The input section start
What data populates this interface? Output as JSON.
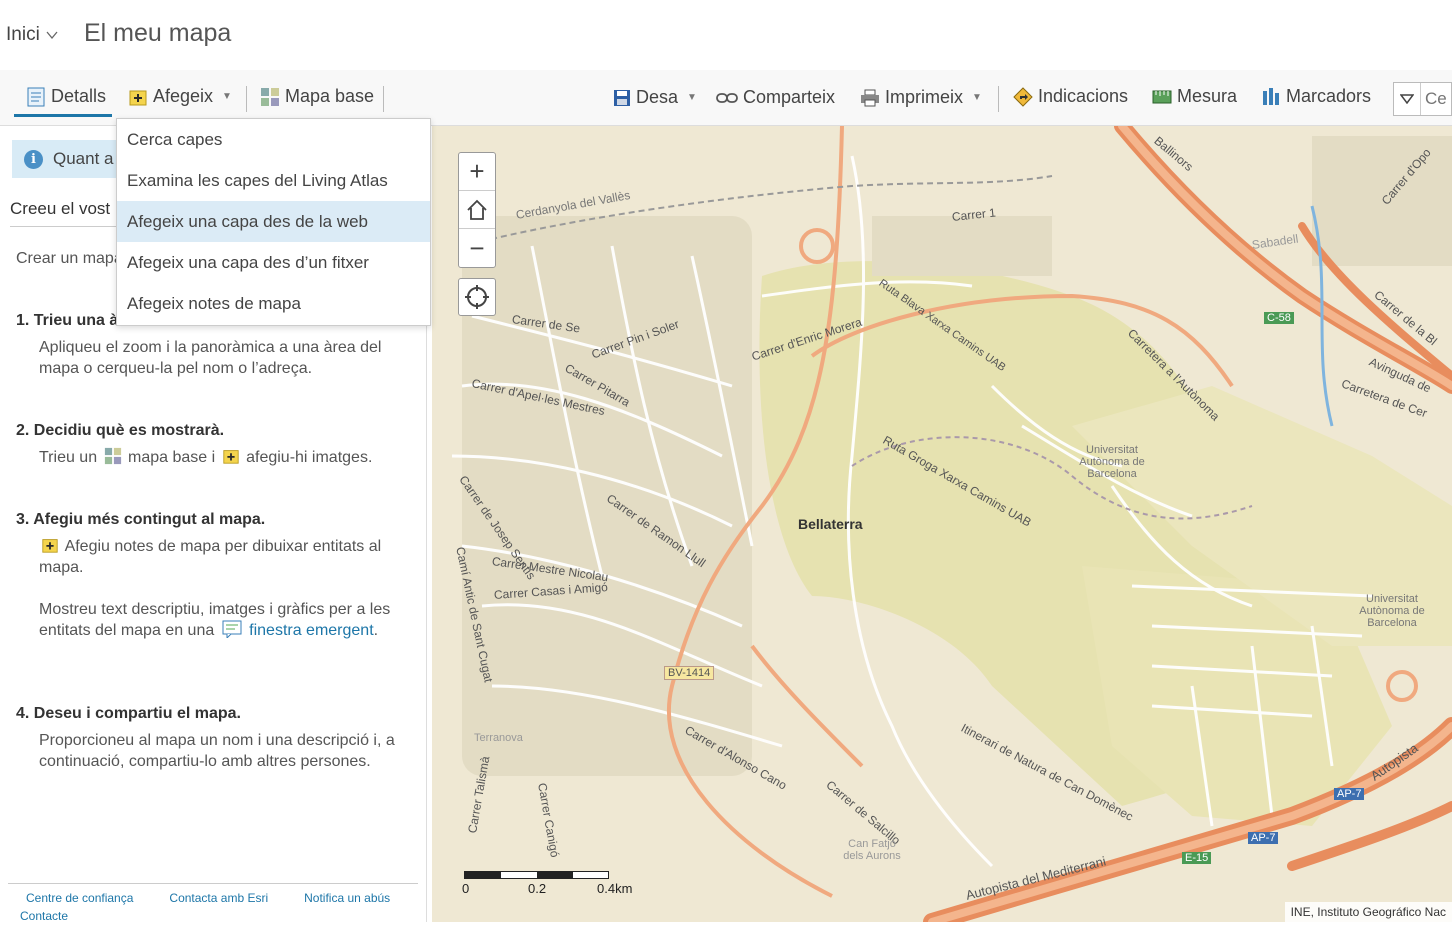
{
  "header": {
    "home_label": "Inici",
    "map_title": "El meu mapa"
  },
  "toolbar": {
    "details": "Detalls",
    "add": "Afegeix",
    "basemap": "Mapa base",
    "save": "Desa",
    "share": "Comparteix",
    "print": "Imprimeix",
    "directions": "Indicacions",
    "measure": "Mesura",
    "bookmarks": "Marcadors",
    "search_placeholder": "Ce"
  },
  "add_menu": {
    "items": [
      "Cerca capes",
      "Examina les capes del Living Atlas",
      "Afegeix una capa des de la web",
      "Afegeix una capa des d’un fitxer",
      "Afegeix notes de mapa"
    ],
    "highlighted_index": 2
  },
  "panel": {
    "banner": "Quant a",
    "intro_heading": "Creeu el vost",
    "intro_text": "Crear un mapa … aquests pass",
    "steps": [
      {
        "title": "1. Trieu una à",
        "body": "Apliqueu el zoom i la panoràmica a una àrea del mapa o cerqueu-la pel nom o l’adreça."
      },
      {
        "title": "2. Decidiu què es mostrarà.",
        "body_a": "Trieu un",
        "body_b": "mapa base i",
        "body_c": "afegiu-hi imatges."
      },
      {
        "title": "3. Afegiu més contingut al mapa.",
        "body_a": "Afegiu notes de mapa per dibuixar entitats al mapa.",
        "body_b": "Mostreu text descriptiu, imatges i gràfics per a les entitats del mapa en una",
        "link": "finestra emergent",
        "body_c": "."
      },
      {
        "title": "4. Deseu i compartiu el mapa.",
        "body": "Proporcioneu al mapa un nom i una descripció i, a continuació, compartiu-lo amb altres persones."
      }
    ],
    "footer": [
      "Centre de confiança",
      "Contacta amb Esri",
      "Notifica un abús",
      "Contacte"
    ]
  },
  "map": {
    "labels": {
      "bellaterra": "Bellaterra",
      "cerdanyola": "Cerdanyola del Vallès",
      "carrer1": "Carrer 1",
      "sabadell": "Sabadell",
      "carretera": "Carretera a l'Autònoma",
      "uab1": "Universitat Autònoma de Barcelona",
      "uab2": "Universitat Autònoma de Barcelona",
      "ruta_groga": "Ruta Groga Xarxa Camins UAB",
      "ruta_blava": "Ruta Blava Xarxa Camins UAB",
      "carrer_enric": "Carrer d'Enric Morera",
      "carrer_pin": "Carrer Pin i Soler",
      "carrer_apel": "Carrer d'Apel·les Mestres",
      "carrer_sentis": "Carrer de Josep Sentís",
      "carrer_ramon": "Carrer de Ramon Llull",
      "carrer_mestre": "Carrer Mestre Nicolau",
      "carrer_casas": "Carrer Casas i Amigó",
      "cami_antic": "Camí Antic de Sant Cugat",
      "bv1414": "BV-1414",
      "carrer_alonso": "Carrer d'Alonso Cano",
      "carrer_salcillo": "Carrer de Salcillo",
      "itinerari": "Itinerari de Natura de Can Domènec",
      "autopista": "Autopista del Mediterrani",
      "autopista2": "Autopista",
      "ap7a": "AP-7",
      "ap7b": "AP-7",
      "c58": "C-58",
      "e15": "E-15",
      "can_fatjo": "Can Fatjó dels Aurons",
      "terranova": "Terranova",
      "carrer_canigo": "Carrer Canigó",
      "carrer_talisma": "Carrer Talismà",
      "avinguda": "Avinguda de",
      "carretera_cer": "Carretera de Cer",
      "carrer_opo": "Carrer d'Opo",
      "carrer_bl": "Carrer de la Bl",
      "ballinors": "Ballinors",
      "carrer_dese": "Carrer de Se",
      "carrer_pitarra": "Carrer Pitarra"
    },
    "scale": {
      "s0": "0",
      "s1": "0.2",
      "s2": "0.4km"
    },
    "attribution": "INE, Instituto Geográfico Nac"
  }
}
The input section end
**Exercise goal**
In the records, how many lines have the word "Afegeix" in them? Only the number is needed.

**Output for this task**
4